DATASET RECORDS

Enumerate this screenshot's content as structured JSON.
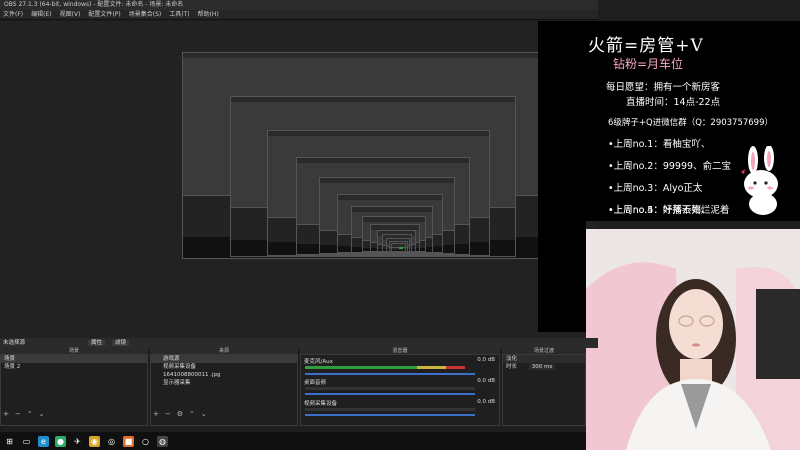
{
  "window": {
    "title": "OBS 27.1.3 (64-bit, windows) - 配置文件: 未命名 - 场景: 未命名"
  },
  "menu": [
    "文件(F)",
    "编辑(E)",
    "视图(V)",
    "配置文件(P)",
    "场景集合(S)",
    "工具(T)",
    "帮助(H)"
  ],
  "overlay": {
    "title": "火箭=房管+V",
    "subtitle": "钻粉=月车位",
    "line1": "每日愿望：拥有一个新房客",
    "line2": "直播时间：14点-22点",
    "line3": "6级牌子+Q进微信群（Q：2903757699）",
    "rank": [
      "•上周no.1：看柚宝吖、",
      "•上周no.2：99999、俞二宝",
      "•上周no.3：Alyo正太",
      "•上周no.4：好播不如烂泥着",
      "•上周no.5：叶落云殇、"
    ]
  },
  "dock": {
    "header": "未选择源",
    "properties_label": "属性",
    "filters_label": "滤镜",
    "scenes_header": "场景",
    "sources_header": "来源",
    "mixer_header": "混音器",
    "transitions_header": "场景过渡",
    "scenes": [
      "场景",
      "场景 2"
    ],
    "sources": [
      "游戏源",
      "视频采集设备",
      "1641008800011 .jpg",
      "显示器采集"
    ],
    "mixer": [
      {
        "name": "麦克风/Aux",
        "db": "0.0 dB"
      },
      {
        "name": "桌面音频",
        "db": "0.0 dB"
      },
      {
        "name": "视频采集设备",
        "db": "0.0 dB"
      }
    ],
    "transition": "淡化",
    "duration_label": "时长",
    "duration_value": "300 ms",
    "tool_add": "+",
    "tool_remove": "−",
    "tool_up": "⌃",
    "tool_down": "⌄"
  },
  "taskbar_icons": [
    {
      "name": "windows-start-icon",
      "glyph": "⊞",
      "color": "#101010"
    },
    {
      "name": "task-view-icon",
      "glyph": "▭",
      "color": "#101010"
    },
    {
      "name": "edge-icon",
      "glyph": "e",
      "color": "#1f8fd0"
    },
    {
      "name": "wechat-icon",
      "glyph": "●",
      "color": "#2aae67"
    },
    {
      "name": "bird-icon",
      "glyph": "✈",
      "color": "#101010"
    },
    {
      "name": "chrome-icon",
      "glyph": "◉",
      "color": "#d8a428"
    },
    {
      "name": "orange-app-icon",
      "glyph": "◎",
      "color": "#101010"
    },
    {
      "name": "app-orange-icon",
      "glyph": "■",
      "color": "#e2702a"
    },
    {
      "name": "app-circle-icon",
      "glyph": "○",
      "color": "#101010"
    },
    {
      "name": "obs-icon",
      "glyph": "◍",
      "color": "#444444"
    }
  ]
}
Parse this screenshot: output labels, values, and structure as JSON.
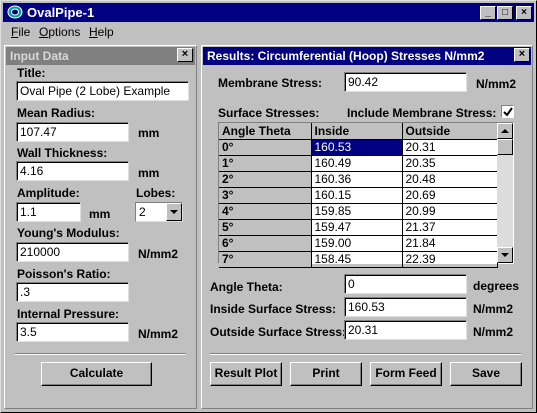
{
  "app": {
    "title": "OvalPipe-1"
  },
  "titlebar_buttons": {
    "minimize": "_",
    "maximize": "□",
    "close": "×"
  },
  "menu": [
    {
      "underline": "F",
      "rest": "ile"
    },
    {
      "underline": "O",
      "rest": "ptions"
    },
    {
      "underline": "H",
      "rest": "elp"
    }
  ],
  "input_panel": {
    "title": "Input Data",
    "close": "×",
    "title_label": "Title:",
    "title_value": "Oval Pipe (2 Lobe) Example",
    "mean_radius_label": "Mean Radius:",
    "mean_radius_value": "107.47",
    "mean_radius_unit": "mm",
    "wall_thickness_label": "Wall Thickness:",
    "wall_thickness_value": "4.16",
    "wall_thickness_unit": "mm",
    "amplitude_label": "Amplitude:",
    "amplitude_value": "1.1",
    "amplitude_unit": "mm",
    "lobes_label": "Lobes:",
    "lobes_value": "2",
    "youngs_label": "Young's Modulus:",
    "youngs_value": "210000",
    "youngs_unit": "N/mm2",
    "poisson_label": "Poisson's Ratio:",
    "poisson_value": ".3",
    "pressure_label": "Internal Pressure:",
    "pressure_value": "3.5",
    "pressure_unit": "N/mm2",
    "calculate": "Calculate"
  },
  "results_panel": {
    "title": "Results: Circumferential (Hoop) Stresses N/mm2",
    "close": "×",
    "membrane_label": "Membrane Stress:",
    "membrane_value": "90.42",
    "membrane_unit": "N/mm2",
    "surface_label": "Surface Stresses:",
    "include_label": "Include Membrane Stress:",
    "include_checked": true,
    "table": {
      "headers": [
        "Angle Theta",
        "Inside",
        "Outside"
      ],
      "rows": [
        [
          "0°",
          "160.53",
          "20.31"
        ],
        [
          "1°",
          "160.49",
          "20.35"
        ],
        [
          "2°",
          "160.36",
          "20.48"
        ],
        [
          "3°",
          "160.15",
          "20.69"
        ],
        [
          "4°",
          "159.85",
          "20.99"
        ],
        [
          "5°",
          "159.47",
          "21.37"
        ],
        [
          "6°",
          "159.00",
          "21.84"
        ],
        [
          "7°",
          "158.45",
          "22.39"
        ]
      ],
      "selected_row": 0
    },
    "angle_label": "Angle Theta:",
    "angle_value": "0",
    "angle_unit": "degrees",
    "inside_label": "Inside Surface Stress:",
    "inside_value": "160.53",
    "inside_unit": "N/mm2",
    "outside_label": "Outside Surface Stress:",
    "outside_value": "20.31",
    "outside_unit": "N/mm2",
    "buttons": {
      "result_plot": "Result Plot",
      "print": "Print",
      "form_feed": "Form Feed",
      "save": "Save"
    }
  },
  "colors": {
    "titlebar_active": "#000080",
    "titlebar_inactive": "#808080",
    "face": "#c0c0c0",
    "selection": "#000080"
  },
  "icons": [
    "app-icon",
    "minimize-icon",
    "maximize-icon",
    "close-icon",
    "chevron-down-icon",
    "checkmark-icon",
    "scroll-up-icon",
    "scroll-down-icon"
  ]
}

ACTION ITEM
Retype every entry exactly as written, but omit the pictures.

REPLY
Enumerate this screenshot's content as structured JSON.
{
  "window": {
    "title": "OBS 27.1.3 (64-bit, windows) - 配置文件: 未命名 - 场景: 未命名"
  },
  "menu": [
    "文件(F)",
    "编辑(E)",
    "视图(V)",
    "配置文件(P)",
    "场景集合(S)",
    "工具(T)",
    "帮助(H)"
  ],
  "overlay": {
    "title": "火箭=房管+V",
    "subtitle": "钻粉=月车位",
    "line1": "每日愿望：拥有一个新房客",
    "line2": "直播时间：14点-22点",
    "line3": "6级牌子+Q进微信群（Q：2903757699）",
    "rank": [
      "•上周no.1：看柚宝吖、",
      "•上周no.2：99999、俞二宝",
      "•上周no.3：Alyo正太",
      "•上周no.4：好播不如烂泥着",
      "•上周no.5：叶落云殇、"
    ]
  },
  "dock": {
    "header": "未选择源",
    "properties_label": "属性",
    "filters_label": "滤镜",
    "scenes_header": "场景",
    "sources_header": "来源",
    "mixer_header": "混音器",
    "transitions_header": "场景过渡",
    "scenes": [
      "场景",
      "场景 2"
    ],
    "sources": [
      "游戏源",
      "视频采集设备",
      "1641008800011 .jpg",
      "显示器采集"
    ],
    "mixer": [
      {
        "name": "麦克风/Aux",
        "db": "0.0 dB"
      },
      {
        "name": "桌面音频",
        "db": "0.0 dB"
      },
      {
        "name": "视频采集设备",
        "db": "0.0 dB"
      }
    ],
    "transition": "淡化",
    "duration_label": "时长",
    "duration_value": "300 ms",
    "tool_add": "+",
    "tool_remove": "−",
    "tool_up": "⌃",
    "tool_down": "⌄"
  },
  "taskbar_icons": [
    {
      "name": "windows-start-icon",
      "glyph": "⊞",
      "color": "#101010"
    },
    {
      "name": "task-view-icon",
      "glyph": "▭",
      "color": "#101010"
    },
    {
      "name": "edge-icon",
      "glyph": "e",
      "color": "#1f8fd0"
    },
    {
      "name": "wechat-icon",
      "glyph": "●",
      "color": "#2aae67"
    },
    {
      "name": "bird-icon",
      "glyph": "✈",
      "color": "#101010"
    },
    {
      "name": "chrome-icon",
      "glyph": "◉",
      "color": "#d8a428"
    },
    {
      "name": "orange-app-icon",
      "glyph": "◎",
      "color": "#101010"
    },
    {
      "name": "app-orange-icon",
      "glyph": "■",
      "color": "#e2702a"
    },
    {
      "name": "app-circle-icon",
      "glyph": "○",
      "color": "#101010"
    },
    {
      "name": "obs-icon",
      "glyph": "◍",
      "color": "#444444"
    }
  ]
}
Parse this screenshot: output labels, values, and structure as JSON.
{
  "app": {
    "title": "OvalPipe-1"
  },
  "titlebar_buttons": {
    "minimize": "_",
    "maximize": "□",
    "close": "×"
  },
  "menu": [
    {
      "underline": "F",
      "rest": "ile"
    },
    {
      "underline": "O",
      "rest": "ptions"
    },
    {
      "underline": "H",
      "rest": "elp"
    }
  ],
  "input_panel": {
    "title": "Input Data",
    "close": "×",
    "title_label": "Title:",
    "title_value": "Oval Pipe (2 Lobe) Example",
    "mean_radius_label": "Mean Radius:",
    "mean_radius_value": "107.47",
    "mean_radius_unit": "mm",
    "wall_thickness_label": "Wall Thickness:",
    "wall_thickness_value": "4.16",
    "wall_thickness_unit": "mm",
    "amplitude_label": "Amplitude:",
    "amplitude_value": "1.1",
    "amplitude_unit": "mm",
    "lobes_label": "Lobes:",
    "lobes_value": "2",
    "youngs_label": "Young's Modulus:",
    "youngs_value": "210000",
    "youngs_unit": "N/mm2",
    "poisson_label": "Poisson's Ratio:",
    "poisson_value": ".3",
    "pressure_label": "Internal Pressure:",
    "pressure_value": "3.5",
    "pressure_unit": "N/mm2",
    "calculate": "Calculate"
  },
  "results_panel": {
    "title": "Results: Circumferential (Hoop) Stresses N/mm2",
    "close": "×",
    "membrane_label": "Membrane Stress:",
    "membrane_value": "90.42",
    "membrane_unit": "N/mm2",
    "surface_label": "Surface Stresses:",
    "include_label": "Include Membrane Stress:",
    "include_checked": true,
    "table": {
      "headers": [
        "Angle Theta",
        "Inside",
        "Outside"
      ],
      "rows": [
        [
          "0°",
          "160.53",
          "20.31"
        ],
        [
          "1°",
          "160.49",
          "20.35"
        ],
        [
          "2°",
          "160.36",
          "20.48"
        ],
        [
          "3°",
          "160.15",
          "20.69"
        ],
        [
          "4°",
          "159.85",
          "20.99"
        ],
        [
          "5°",
          "159.47",
          "21.37"
        ],
        [
          "6°",
          "159.00",
          "21.84"
        ],
        [
          "7°",
          "158.45",
          "22.39"
        ]
      ],
      "selected_row": 0
    },
    "angle_label": "Angle Theta:",
    "angle_value": "0",
    "angle_unit": "degrees",
    "inside_label": "Inside Surface Stress:",
    "inside_value": "160.53",
    "inside_unit": "N/mm2",
    "outside_label": "Outside Surface Stress:",
    "outside_value": "20.31",
    "outside_unit": "N/mm2",
    "buttons": {
      "result_plot": "Result Plot",
      "print": "Print",
      "form_feed": "Form Feed",
      "save": "Save"
    }
  },
  "colors": {
    "titlebar_active": "#000080",
    "titlebar_inactive": "#808080",
    "face": "#c0c0c0",
    "selection": "#000080"
  },
  "icons": [
    "app-icon",
    "minimize-icon",
    "maximize-icon",
    "close-icon",
    "chevron-down-icon",
    "checkmark-icon",
    "scroll-up-icon",
    "scroll-down-icon"
  ]
}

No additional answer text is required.